» BRIEF
Before repeating the entries below, strip out every picture and keep all else as it is.

*** SOURCE MATERIAL Section Begins ***

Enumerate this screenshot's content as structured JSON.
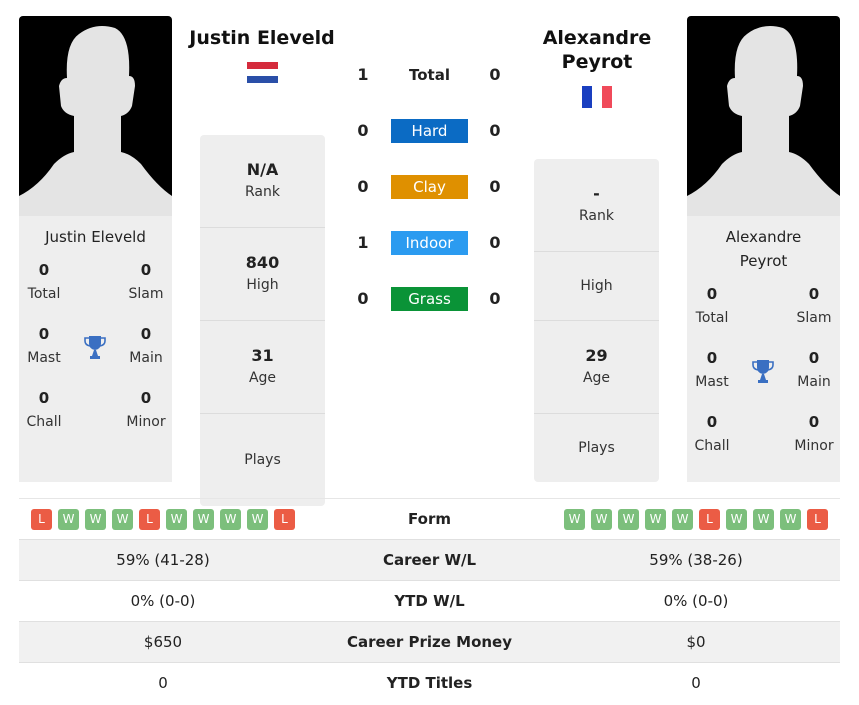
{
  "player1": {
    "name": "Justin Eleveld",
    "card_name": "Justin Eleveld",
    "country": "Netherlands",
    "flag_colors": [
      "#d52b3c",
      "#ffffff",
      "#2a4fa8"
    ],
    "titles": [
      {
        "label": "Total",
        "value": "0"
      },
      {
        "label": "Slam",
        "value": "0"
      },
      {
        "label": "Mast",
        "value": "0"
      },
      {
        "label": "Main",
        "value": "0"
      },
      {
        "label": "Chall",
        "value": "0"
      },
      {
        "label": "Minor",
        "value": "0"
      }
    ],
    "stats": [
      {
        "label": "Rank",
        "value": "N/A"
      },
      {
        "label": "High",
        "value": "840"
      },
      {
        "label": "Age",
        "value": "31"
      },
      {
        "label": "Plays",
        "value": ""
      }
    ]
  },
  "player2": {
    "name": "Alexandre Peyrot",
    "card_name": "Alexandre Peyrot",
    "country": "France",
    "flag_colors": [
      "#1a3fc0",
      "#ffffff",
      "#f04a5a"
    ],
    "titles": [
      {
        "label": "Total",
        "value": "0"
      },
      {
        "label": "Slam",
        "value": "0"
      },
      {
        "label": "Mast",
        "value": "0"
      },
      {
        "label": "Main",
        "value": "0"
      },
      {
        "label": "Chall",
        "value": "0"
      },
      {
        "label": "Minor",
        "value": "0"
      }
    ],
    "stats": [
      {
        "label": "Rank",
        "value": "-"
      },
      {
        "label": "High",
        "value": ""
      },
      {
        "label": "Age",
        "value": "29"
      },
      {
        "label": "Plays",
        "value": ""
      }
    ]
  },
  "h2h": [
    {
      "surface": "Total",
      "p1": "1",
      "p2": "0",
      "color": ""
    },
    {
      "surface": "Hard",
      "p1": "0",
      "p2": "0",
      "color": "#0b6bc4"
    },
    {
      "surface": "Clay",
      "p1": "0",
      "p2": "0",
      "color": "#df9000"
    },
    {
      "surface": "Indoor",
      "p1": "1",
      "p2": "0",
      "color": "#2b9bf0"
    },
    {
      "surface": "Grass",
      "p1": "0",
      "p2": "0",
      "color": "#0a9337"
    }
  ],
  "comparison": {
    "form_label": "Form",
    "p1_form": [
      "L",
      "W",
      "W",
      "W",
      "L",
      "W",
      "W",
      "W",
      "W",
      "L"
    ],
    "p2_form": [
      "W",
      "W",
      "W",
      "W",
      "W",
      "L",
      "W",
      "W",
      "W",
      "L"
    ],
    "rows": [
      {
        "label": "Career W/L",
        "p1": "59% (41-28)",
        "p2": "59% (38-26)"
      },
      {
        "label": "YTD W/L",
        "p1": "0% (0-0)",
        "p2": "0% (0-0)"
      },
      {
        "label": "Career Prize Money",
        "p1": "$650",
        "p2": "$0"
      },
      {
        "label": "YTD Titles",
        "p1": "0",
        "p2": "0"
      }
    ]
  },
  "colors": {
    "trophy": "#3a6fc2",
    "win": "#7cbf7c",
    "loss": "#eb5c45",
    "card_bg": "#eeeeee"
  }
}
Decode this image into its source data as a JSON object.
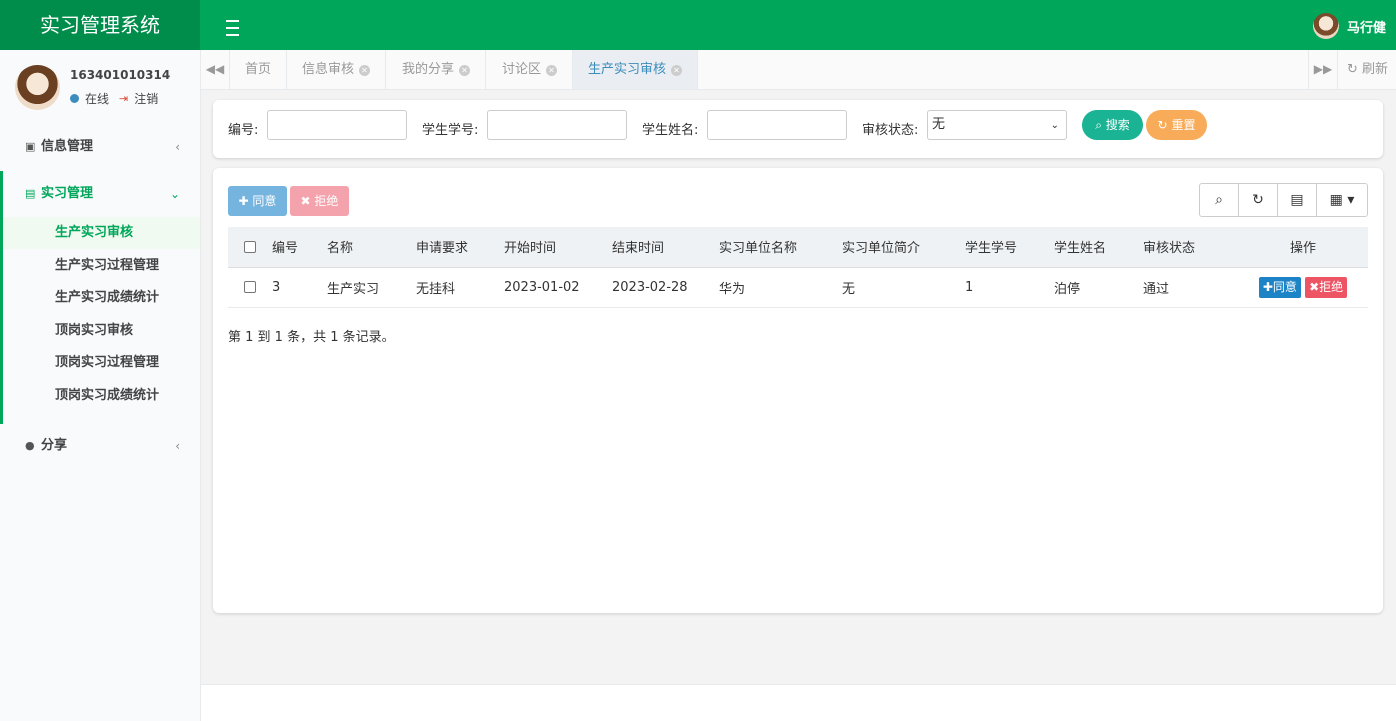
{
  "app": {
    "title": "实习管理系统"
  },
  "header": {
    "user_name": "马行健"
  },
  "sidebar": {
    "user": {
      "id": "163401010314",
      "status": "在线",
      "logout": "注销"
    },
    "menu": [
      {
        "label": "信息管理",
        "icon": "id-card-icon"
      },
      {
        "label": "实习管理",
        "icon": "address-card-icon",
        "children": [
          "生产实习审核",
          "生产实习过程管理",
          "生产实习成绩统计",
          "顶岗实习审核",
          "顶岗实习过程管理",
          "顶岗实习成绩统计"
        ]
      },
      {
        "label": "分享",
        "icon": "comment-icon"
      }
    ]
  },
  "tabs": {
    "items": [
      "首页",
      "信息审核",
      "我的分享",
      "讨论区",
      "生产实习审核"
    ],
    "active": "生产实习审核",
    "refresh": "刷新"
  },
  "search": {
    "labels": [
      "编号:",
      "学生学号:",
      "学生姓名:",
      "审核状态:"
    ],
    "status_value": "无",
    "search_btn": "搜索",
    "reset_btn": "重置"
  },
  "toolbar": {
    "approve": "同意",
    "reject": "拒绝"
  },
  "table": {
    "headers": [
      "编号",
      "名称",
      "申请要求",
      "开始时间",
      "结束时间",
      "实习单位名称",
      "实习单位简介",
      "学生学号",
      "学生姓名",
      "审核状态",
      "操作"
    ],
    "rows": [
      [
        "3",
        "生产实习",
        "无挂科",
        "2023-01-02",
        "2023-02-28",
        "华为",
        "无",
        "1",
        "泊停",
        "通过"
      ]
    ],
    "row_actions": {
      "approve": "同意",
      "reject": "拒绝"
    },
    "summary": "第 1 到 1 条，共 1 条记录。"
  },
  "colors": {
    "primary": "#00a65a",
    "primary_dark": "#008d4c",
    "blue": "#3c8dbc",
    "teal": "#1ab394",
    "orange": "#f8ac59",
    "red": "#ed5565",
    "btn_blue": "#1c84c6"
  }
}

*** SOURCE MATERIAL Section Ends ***

» ANSWER SPACE
Enumerate this screenshot's content as structured JSON.
{
  "player1": {
    "name": "Justin Eleveld",
    "card_name": "Justin Eleveld",
    "country": "Netherlands",
    "flag_colors": [
      "#d52b3c",
      "#ffffff",
      "#2a4fa8"
    ],
    "titles": [
      {
        "label": "Total",
        "value": "0"
      },
      {
        "label": "Slam",
        "value": "0"
      },
      {
        "label": "Mast",
        "value": "0"
      },
      {
        "label": "Main",
        "value": "0"
      },
      {
        "label": "Chall",
        "value": "0"
      },
      {
        "label": "Minor",
        "value": "0"
      }
    ],
    "stats": [
      {
        "label": "Rank",
        "value": "N/A"
      },
      {
        "label": "High",
        "value": "840"
      },
      {
        "label": "Age",
        "value": "31"
      },
      {
        "label": "Plays",
        "value": ""
      }
    ]
  },
  "player2": {
    "name": "Alexandre Peyrot",
    "card_name": "Alexandre Peyrot",
    "country": "France",
    "flag_colors": [
      "#1a3fc0",
      "#ffffff",
      "#f04a5a"
    ],
    "titles": [
      {
        "label": "Total",
        "value": "0"
      },
      {
        "label": "Slam",
        "value": "0"
      },
      {
        "label": "Mast",
        "value": "0"
      },
      {
        "label": "Main",
        "value": "0"
      },
      {
        "label": "Chall",
        "value": "0"
      },
      {
        "label": "Minor",
        "value": "0"
      }
    ],
    "stats": [
      {
        "label": "Rank",
        "value": "-"
      },
      {
        "label": "High",
        "value": ""
      },
      {
        "label": "Age",
        "value": "29"
      },
      {
        "label": "Plays",
        "value": ""
      }
    ]
  },
  "h2h": [
    {
      "surface": "Total",
      "p1": "1",
      "p2": "0",
      "color": ""
    },
    {
      "surface": "Hard",
      "p1": "0",
      "p2": "0",
      "color": "#0b6bc4"
    },
    {
      "surface": "Clay",
      "p1": "0",
      "p2": "0",
      "color": "#df9000"
    },
    {
      "surface": "Indoor",
      "p1": "1",
      "p2": "0",
      "color": "#2b9bf0"
    },
    {
      "surface": "Grass",
      "p1": "0",
      "p2": "0",
      "color": "#0a9337"
    }
  ],
  "comparison": {
    "form_label": "Form",
    "p1_form": [
      "L",
      "W",
      "W",
      "W",
      "L",
      "W",
      "W",
      "W",
      "W",
      "L"
    ],
    "p2_form": [
      "W",
      "W",
      "W",
      "W",
      "W",
      "L",
      "W",
      "W",
      "W",
      "L"
    ],
    "rows": [
      {
        "label": "Career W/L",
        "p1": "59% (41-28)",
        "p2": "59% (38-26)"
      },
      {
        "label": "YTD W/L",
        "p1": "0% (0-0)",
        "p2": "0% (0-0)"
      },
      {
        "label": "Career Prize Money",
        "p1": "$650",
        "p2": "$0"
      },
      {
        "label": "YTD Titles",
        "p1": "0",
        "p2": "0"
      }
    ]
  },
  "colors": {
    "trophy": "#3a6fc2",
    "win": "#7cbf7c",
    "loss": "#eb5c45",
    "card_bg": "#eeeeee"
  }
}
Decode this image into its source data as a JSON object.
{
  "app": {
    "title": "实习管理系统"
  },
  "header": {
    "user_name": "马行健"
  },
  "sidebar": {
    "user": {
      "id": "163401010314",
      "status": "在线",
      "logout": "注销"
    },
    "menu": [
      {
        "label": "信息管理",
        "icon": "id-card-icon"
      },
      {
        "label": "实习管理",
        "icon": "address-card-icon",
        "children": [
          "生产实习审核",
          "生产实习过程管理",
          "生产实习成绩统计",
          "顶岗实习审核",
          "顶岗实习过程管理",
          "顶岗实习成绩统计"
        ]
      },
      {
        "label": "分享",
        "icon": "comment-icon"
      }
    ]
  },
  "tabs": {
    "items": [
      "首页",
      "信息审核",
      "我的分享",
      "讨论区",
      "生产实习审核"
    ],
    "active": "生产实习审核",
    "refresh": "刷新"
  },
  "search": {
    "labels": [
      "编号:",
      "学生学号:",
      "学生姓名:",
      "审核状态:"
    ],
    "status_value": "无",
    "search_btn": "搜索",
    "reset_btn": "重置"
  },
  "toolbar": {
    "approve": "同意",
    "reject": "拒绝"
  },
  "table": {
    "headers": [
      "编号",
      "名称",
      "申请要求",
      "开始时间",
      "结束时间",
      "实习单位名称",
      "实习单位简介",
      "学生学号",
      "学生姓名",
      "审核状态",
      "操作"
    ],
    "rows": [
      [
        "3",
        "生产实习",
        "无挂科",
        "2023-01-02",
        "2023-02-28",
        "华为",
        "无",
        "1",
        "泊停",
        "通过"
      ]
    ],
    "row_actions": {
      "approve": "同意",
      "reject": "拒绝"
    },
    "summary": "第 1 到 1 条，共 1 条记录。"
  },
  "colors": {
    "primary": "#00a65a",
    "primary_dark": "#008d4c",
    "blue": "#3c8dbc",
    "teal": "#1ab394",
    "orange": "#f8ac59",
    "red": "#ed5565",
    "btn_blue": "#1c84c6"
  }
}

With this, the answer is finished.